“A forthcoming disclosure would have included the dollar figure, because it was large enough to be a significant aspect”
Actually it wasn’t very significant by the standards that Krugman, a very high profile economist ,was used to making as a consultant.

The point about disclosing the actual figure is bogus. Can you give any examples of columnists who have disclosed the dollar amounts of their consulting deals? And Krugman wasn’t even a full-time columnist at that time. By disclosing his connection with Enron upfront Krugman was a lot more honest than right-wing pundits like Kristol,Noonan and Kudlow who didn’t say anything before the story broke out.

Yes, influence peddling is certainly bipartisan. In fact, i read some figures recently that suggested that, in many election races last year, Democrats raised more corporate cash than their Republican opponents (sorry, no cite, but i’m sure it wouldn’t be hard to find; maybe later).

It’s worth remembering, too, that influence doesn’t just move from Washington to the private sector, but the other way as well. A good example is current FCC Chairman Michael Powell. This is the man in charge of determining what constitutes the “public interest” in American media policy.

First, he is the son of the current Secretary of State.

Second, he was initially plucked for a role as an FCC Commissioner in 1997 by Senator John McCain who, despite a reputation as a campaign finance reformer, had, according to FAIR, “the distinction of being the senator who has received the most money from the media industry” in the eight years 1993-2001. The Center for Public Integrity lists McCain’s corporate donors, among which are: US West; AT&T; Bell South; Viacom; SBC Communications; Motorola; and Bell Atlantic (now Verizon). In helping Powell, who was only four years out of law school at the time, get his initial position in the FCC, “McCain single-handedly nixed a second term for the highly regarded Rachelle Chong.”
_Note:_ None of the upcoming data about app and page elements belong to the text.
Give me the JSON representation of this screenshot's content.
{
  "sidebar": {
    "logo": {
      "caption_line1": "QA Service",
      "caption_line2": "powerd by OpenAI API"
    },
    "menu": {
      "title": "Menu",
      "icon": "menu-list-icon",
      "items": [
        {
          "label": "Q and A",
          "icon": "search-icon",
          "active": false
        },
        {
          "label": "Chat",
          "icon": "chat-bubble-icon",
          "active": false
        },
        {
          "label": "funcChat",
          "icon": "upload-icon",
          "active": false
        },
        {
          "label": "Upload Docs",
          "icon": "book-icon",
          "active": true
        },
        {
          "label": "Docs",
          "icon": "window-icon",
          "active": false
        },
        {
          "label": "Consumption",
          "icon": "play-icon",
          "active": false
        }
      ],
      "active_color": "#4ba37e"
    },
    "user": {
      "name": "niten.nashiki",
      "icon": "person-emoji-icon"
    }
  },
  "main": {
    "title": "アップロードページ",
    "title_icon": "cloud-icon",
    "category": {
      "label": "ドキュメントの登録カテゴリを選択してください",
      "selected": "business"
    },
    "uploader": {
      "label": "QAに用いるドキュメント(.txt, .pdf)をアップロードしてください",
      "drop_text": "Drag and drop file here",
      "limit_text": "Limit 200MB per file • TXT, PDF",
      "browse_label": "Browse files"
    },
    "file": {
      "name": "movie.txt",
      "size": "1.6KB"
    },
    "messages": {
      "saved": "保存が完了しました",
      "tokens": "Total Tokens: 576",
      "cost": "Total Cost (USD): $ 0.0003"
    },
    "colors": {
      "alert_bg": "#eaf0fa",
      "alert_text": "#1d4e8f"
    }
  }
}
Third, Powell was a lawyer at the high-powered Washington firm of O’Melveny and Myers, where, according to his official FCC biography, “he focused on litigation and regulatory matters involving telecommunications, antitrust and employment law.” What the FCC bio fails to mention, but that we can find out elsewhere, is that O’Melveny and Myers spends much of its time serving the interests of the corporate media, representing some of the biggest telecommunications and media companies around, including Disney, Sony Pictures, and GTE.

So Powell, a lawyer representing big media, and assisted by the senator most in debt to big media, is now in charge of the Federal Communications Commission.

This sort of thing happens further down the line, too, with hundreds of people that we never even hear about in the news. They move from roles as industry lobbyists into government positions designed to oversee those very industries. In the FCC, one of Powell’s commissioner’s, Kathleen Abernathy, was previously a telecommunications industry lobbyist. Eric Schlosser’s excellent book Fast Food Nation details some of the meat industry lobbyists who have moved into positions with OSHA and the FDA. The list of foxes guarding the henhouse goes on and on.

And the fact that such influence-peddling is carried out by both elephants and donkeys does not make me any happier about it. If it were just one party or the other, at least we would have someone to turn to in an attempt to curtail it.

Actually it was high, given that he was not yet a Times columnist and given that he was required to do very little work for it.

If you’re correct that these three columnists didn’t divulge the arrangement, and if they wrote about Enron without divulging the arrangement, then they behaved unethically IMHO.

“Actually it was high, given that he was not yet a Times columnist and given that he was required to do very little work for it.”
Krugman was a very high-profile economist before he became a Times columnist. He was a leading theorist of currency crises which made him even more prominent at the time of the Asian crisis.

So 50,000 for several days of work is not at all high for someone like that. Some people get paid that much for a single speech.

As for the detalis of who divulged what check out the Salon article you quoted for the facts. Krugman was the only one who disclosed the connection before the story broke out.